Tubes, capsules and pellets of used radioactive material are piling up in hospitals and research centers across the United States, raising concerns that the stockpile could get lost, or stolen by terrorists and turned into dirty bombs.
The Associated Press (AP) reported that for years, low-level nuclear waste, such as rice-size radioactive seeds for treating cancer and pencil-thin nuclear tubes used in industrial gauges, were sealed in the concrete and buried at a rural South Carolina landfill.
When a South Carolina law took effect July 1, the disposal of nearly all radioactive material at the landfill ended, leaving 36 states with no place to dispose of the material. With offsite disposal no longer an option, labs, universities, hospitals and manufacturers are storing more and more of it on their own property, according to the AP.
State and federal authorities said that the waste is being monitored, but they acknowledged that tracking and inspecting is done infrequently. The AP reported that after dozens of interviews with nuclear waste generators, experts, watchdogs and officials, and according to government documents, thousands of the small radioactive items have already been lost, and worries are growing.
"They'll end up offered up on eBay and flea markets and sent to landfills, or metal recycling plants—places where you don't want them to be," Stephen Browne, radiation control officer at Troxler Electronic Laboratories, a large manufacturer of industrial gauges that use radioactive material, told the AP.

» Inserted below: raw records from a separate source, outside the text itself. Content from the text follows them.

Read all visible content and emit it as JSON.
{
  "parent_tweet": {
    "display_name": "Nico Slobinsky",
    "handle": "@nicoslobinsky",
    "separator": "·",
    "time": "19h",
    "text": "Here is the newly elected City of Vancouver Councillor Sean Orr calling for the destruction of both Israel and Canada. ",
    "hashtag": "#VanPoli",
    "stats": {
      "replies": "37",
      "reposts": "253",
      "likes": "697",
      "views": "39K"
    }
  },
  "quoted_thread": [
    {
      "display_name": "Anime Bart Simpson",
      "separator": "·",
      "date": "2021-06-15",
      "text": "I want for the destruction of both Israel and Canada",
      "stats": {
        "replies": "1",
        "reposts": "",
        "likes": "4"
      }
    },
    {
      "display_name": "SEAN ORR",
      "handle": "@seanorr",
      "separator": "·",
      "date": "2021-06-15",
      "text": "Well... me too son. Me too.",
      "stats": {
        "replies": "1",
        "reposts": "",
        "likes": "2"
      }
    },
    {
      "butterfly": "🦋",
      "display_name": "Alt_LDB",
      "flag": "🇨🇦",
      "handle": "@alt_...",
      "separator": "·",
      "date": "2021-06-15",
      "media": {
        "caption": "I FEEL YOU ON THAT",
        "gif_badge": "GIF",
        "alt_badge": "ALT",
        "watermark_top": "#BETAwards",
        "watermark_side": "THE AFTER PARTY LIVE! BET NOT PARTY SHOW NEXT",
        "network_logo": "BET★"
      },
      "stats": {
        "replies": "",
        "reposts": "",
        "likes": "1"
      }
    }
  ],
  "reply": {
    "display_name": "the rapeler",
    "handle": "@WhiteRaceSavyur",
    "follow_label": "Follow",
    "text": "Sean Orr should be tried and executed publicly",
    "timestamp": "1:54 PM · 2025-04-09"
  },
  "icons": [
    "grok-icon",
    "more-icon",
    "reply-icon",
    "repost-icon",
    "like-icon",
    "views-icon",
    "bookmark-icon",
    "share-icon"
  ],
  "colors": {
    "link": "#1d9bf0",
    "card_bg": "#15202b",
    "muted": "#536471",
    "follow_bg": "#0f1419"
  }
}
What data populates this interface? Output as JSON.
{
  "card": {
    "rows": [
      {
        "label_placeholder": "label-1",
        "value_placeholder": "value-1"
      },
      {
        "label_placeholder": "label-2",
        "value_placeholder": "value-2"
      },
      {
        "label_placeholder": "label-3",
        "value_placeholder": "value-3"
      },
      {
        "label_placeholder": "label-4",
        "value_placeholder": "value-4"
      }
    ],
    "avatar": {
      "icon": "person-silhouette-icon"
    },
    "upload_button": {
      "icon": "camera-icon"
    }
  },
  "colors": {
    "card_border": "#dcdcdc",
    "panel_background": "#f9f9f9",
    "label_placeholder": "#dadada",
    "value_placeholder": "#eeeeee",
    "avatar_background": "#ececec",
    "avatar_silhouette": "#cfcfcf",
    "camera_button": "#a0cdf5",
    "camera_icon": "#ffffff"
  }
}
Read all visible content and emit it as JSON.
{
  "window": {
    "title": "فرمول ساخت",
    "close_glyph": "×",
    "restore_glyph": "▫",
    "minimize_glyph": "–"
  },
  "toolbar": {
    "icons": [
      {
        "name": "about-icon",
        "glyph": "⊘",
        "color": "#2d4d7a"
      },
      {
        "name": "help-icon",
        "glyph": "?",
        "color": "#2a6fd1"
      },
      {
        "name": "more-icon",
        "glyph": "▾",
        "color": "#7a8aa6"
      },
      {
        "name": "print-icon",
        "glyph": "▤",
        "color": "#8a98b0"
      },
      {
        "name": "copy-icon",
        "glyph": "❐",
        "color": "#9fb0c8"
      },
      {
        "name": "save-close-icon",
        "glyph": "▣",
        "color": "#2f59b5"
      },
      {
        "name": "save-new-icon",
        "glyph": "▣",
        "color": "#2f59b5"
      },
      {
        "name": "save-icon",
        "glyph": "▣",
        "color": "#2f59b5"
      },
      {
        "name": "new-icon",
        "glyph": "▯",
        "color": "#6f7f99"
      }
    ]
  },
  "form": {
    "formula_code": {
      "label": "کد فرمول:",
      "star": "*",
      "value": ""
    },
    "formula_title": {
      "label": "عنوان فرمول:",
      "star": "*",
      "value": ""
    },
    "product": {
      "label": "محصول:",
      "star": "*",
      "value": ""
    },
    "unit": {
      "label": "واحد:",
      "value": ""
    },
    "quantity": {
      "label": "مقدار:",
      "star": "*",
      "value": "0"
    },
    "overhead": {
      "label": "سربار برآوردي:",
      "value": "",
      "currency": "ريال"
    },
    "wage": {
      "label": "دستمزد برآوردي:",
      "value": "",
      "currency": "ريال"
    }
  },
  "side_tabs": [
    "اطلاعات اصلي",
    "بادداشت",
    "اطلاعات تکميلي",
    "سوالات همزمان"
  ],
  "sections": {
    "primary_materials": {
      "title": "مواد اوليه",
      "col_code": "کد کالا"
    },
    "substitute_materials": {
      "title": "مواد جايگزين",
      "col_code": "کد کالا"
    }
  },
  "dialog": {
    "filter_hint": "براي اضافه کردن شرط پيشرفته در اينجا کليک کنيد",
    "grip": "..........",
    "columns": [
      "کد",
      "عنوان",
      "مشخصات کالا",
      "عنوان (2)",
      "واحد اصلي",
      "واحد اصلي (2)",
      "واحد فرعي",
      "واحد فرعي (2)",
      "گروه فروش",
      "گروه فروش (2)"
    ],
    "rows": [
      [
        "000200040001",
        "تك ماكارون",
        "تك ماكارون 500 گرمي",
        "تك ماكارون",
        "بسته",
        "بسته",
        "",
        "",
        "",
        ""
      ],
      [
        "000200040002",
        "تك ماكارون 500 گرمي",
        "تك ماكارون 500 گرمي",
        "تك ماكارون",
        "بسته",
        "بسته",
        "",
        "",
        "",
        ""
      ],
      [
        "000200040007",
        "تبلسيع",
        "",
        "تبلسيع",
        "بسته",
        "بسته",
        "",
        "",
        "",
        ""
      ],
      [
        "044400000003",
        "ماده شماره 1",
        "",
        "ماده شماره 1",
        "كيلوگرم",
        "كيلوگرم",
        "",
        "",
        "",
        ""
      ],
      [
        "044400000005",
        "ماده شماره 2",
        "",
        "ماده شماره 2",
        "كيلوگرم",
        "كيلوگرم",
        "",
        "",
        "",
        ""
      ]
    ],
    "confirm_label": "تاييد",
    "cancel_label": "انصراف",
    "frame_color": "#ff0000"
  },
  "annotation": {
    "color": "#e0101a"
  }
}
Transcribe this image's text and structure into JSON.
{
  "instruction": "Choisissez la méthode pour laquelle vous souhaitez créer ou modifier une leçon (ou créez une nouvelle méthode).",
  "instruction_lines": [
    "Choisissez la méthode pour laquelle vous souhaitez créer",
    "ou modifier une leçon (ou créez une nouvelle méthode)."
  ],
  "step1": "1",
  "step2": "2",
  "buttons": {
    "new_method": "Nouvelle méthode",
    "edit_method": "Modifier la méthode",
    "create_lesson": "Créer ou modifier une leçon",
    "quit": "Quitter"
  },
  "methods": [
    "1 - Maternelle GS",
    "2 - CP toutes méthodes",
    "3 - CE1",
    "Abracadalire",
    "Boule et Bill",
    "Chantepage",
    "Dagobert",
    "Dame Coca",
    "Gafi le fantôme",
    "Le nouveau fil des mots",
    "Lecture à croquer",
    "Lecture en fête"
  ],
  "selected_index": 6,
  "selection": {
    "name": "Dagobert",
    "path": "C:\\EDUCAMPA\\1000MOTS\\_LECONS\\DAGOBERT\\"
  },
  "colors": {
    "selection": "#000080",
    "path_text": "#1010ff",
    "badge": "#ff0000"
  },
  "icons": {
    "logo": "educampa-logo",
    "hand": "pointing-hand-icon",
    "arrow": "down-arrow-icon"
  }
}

Millions of radioactive devices in use have no long-term disposal plan, including tiny capsules of radioactive cesium isotopes implanted to kill cancerous cells; cobalt-60 pellets that power helmet-like machines used to focus radioactive beams on diseased brain tissue; and cobalt and powdered cesium inside irradiation machines that sterilize medical equipment and blood, reported the AP.